Green Party Social Development spokesperson Sue Bradford is welcoming the delayed publication of an important report that fell victim to political interference from the Government.
The report, 'Improving Work/Life Balance for DPB Beneficiary Sole Parent Families', investigates aspects of how Work and Income interacts with sole parents.
“I congratulate the Rotorua Peoples Advocacy Centre on having the courage to publish this report, but it is a huge pity political interference from the highest levels meant they were forced to fund publication themselves, rather than have it produced by the Families Commission, who commissioned the research in the first place.
“The former Minister of Social Development Hon David Benson-Pope embarrassed himself by personally attacking the report and its researchers in the House, and the Families Commission subsequently did not publish the report, despite its relevance to the Social Security Amendment Bill before the House at the time.
“RPAC had to wait six months before publication. Even worse, this hard pressed and ill-funded beneficiary advocacy group had to struggle to find the funding to do a job the Government should have paid for.
“I acknowledge the organisations who did put up the money for publication - the National Distribution Union, Child Poverty Action and the Northern Drivers' Charitable Trust. They understand, as the Green Party does, that research on the reality for some of the poorest families in our community should not be buried just because the Government doesn't like the results.
The Green Party supports the key findings of the research, including that:
* Work involved in parenting, including voluntary and community work, needs to be formally recognised and acknowledged.
* More work should be done to end the culture of negative stereotyping within Work and Income when dealing with sole parents on the DPB.
* More support is needed for sole parents to go into part time rather than full time work to better meet their own and their children’s needs.
* Changes should be made to the PDEP (Personal Development and Employment Plan) system in order to increase its efficacy from both a beneficiary and a Work and Income perspective.

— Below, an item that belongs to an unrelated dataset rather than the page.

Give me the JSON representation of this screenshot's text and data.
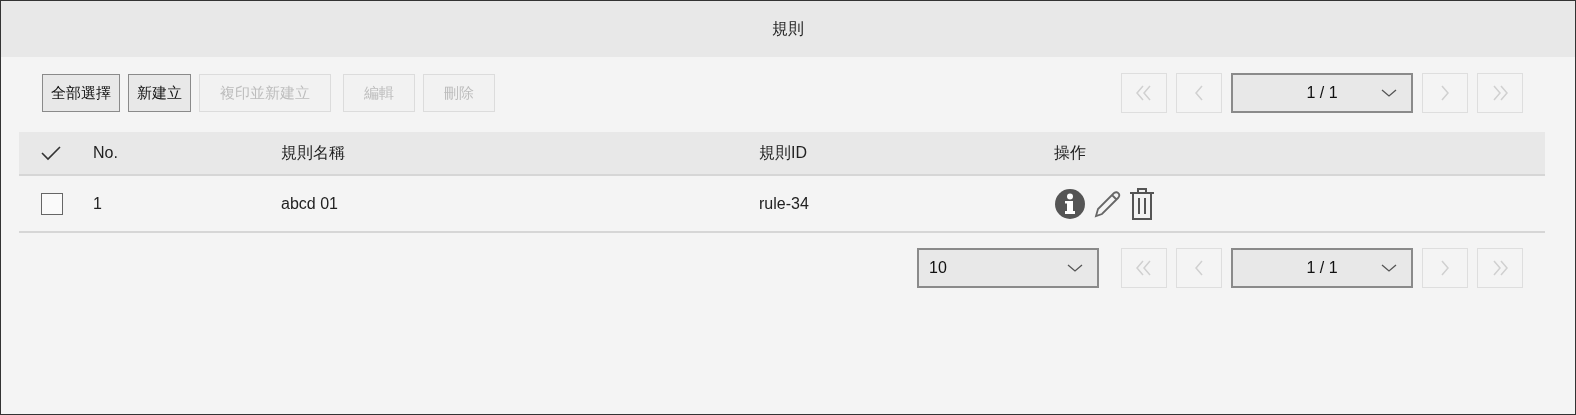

“This report is a significant contribution to the debate on whether our welfare system should be geared to 'Paid Work First' at the expense of all else or towards the real needs of beneficiaries and their families,” Ms Bradford says.
“It is time the debate shifted from being a race between Labour and National to get the most sole parents, sick, injured and disabled people off benefits, to being a more realistic discussion of how the State can best support some of the poorest families in the country to lead productive and fulfilling lives, not just for the adults' sake, but most of all, for the future wellbeing of their children.